Qantas Sees Demand Turning Around

Credit: Rob Finlayson

Australian flag-carrier Qantas reported promising demand trends as its domestic network recovers from the latest COVID-19 wave and international services ramp up after reopening in November.

Forward bookings over the past few months have been “encouraging and trending upward,” Qantas CEO Alan Joyce said during the airline’s half-year earnings call.

Over the past few weeks, Qantas has achieved its largest international sales volumes since before the pandemic began, Joyce said. For the week starting Feb. 14, the carrier had its highest domestic bookings since before the delta variant outbreak in June 2021.

After dipping significantly in the quarter ending March 31, Qantas predicts its group domestic capacity will rise back to 90-100% of pre-COVID levels in the June quarter. Domestic capacity is expected to be more than 100% in the September quarter, with LCC subsidiary Jetstar reaching 120%.

International capacity is forecast to reach 40% of pre-COVID levels in the June quarter, then 70% by the September quarter.

Joyce said he is optimistic that these projections will be less vulnerable to unexpected border closures than previous forecasts. “We know the road to recovery still has some time to go, but as Australia completes its shift to truly living with COVID, we can see things are now stabilizing,” he said.

While more borders are opening for key overseas routes to resume, the mainland China and Hong Kong markets remain heavily restricted.

Before the pandemic, Hong Kong and Shanghai routes accounted for about 12% of Qantas’ international capacity, as measured in available seat kilometers, according to Joyce. Now only about a third of that capacity is operating, mainly carrying freight.

Qantas is hoping the Chinese mainland market will reopen in July, but if it does not, Qantas has plenty of other options for deploying the capacity formerly allocated there, Joyce said.

The carrier is moving closer to confirming its “Project Sunrise” ultra-long-haul services. Joyce said Qantas is still focused on delivering nonstop flights from Sydney (SYD) and Melbourne (MEL) to destinations such as London (LHR) and New York (JFK).

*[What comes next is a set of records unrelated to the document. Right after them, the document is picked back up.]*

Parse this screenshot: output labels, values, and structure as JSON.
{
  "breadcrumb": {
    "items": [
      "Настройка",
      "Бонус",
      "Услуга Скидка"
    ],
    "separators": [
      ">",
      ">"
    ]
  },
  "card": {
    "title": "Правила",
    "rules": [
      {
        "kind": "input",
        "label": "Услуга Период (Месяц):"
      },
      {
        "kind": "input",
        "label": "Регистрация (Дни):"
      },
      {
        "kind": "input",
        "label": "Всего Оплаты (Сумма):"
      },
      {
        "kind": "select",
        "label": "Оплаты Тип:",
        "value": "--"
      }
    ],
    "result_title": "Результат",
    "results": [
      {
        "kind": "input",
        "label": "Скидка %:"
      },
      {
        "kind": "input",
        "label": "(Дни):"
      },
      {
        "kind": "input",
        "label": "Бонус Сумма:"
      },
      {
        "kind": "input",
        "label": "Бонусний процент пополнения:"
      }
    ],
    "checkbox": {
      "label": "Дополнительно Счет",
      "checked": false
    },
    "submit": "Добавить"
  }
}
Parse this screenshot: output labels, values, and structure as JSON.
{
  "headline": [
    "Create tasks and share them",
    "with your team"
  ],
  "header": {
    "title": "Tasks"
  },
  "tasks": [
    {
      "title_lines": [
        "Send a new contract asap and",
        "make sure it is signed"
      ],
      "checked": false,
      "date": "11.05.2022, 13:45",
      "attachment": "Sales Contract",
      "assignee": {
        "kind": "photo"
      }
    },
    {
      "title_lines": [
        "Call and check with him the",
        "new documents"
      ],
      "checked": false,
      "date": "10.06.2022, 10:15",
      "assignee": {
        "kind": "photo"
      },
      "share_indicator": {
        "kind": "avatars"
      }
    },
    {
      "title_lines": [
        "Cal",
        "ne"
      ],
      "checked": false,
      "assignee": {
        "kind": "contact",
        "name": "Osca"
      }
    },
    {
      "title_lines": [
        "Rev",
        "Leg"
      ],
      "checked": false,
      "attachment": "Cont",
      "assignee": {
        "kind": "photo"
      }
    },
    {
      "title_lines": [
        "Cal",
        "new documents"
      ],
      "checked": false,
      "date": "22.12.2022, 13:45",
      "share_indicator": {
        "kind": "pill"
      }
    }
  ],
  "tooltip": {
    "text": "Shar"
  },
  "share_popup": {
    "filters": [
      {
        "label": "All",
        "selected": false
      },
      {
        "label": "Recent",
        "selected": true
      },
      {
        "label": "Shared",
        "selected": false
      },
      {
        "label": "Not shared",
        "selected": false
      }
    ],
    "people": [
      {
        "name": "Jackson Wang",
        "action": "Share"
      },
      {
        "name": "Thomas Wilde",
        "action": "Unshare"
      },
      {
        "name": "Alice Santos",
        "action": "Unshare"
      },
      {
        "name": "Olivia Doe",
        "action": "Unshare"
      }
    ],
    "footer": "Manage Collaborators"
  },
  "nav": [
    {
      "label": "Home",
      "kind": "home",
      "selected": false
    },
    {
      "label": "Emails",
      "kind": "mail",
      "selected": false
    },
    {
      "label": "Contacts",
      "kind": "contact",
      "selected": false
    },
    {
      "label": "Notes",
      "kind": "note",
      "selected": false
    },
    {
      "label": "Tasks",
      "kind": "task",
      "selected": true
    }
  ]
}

Qantas is aiming to finalize the business case for Project Sunrise by the middle of this year, Joyce said. If it does so, it could begin such flights by 2025, about two years later than it planned before COVID-19 forced it to shelve the plan. The carrier intends to order Airbus A350-1000s for these routes.

The Qantas Group reported a net loss of A$456 million ($326 million) for the six months through Dec. 31, its fiscal first half—the group’s fourth consecutive half-year loss.

Adrian Schofield

Adrian is a senior air transport editor for Aviation Week, based in New Zealand. He covers commercial aviation in the Asia-Pacific region.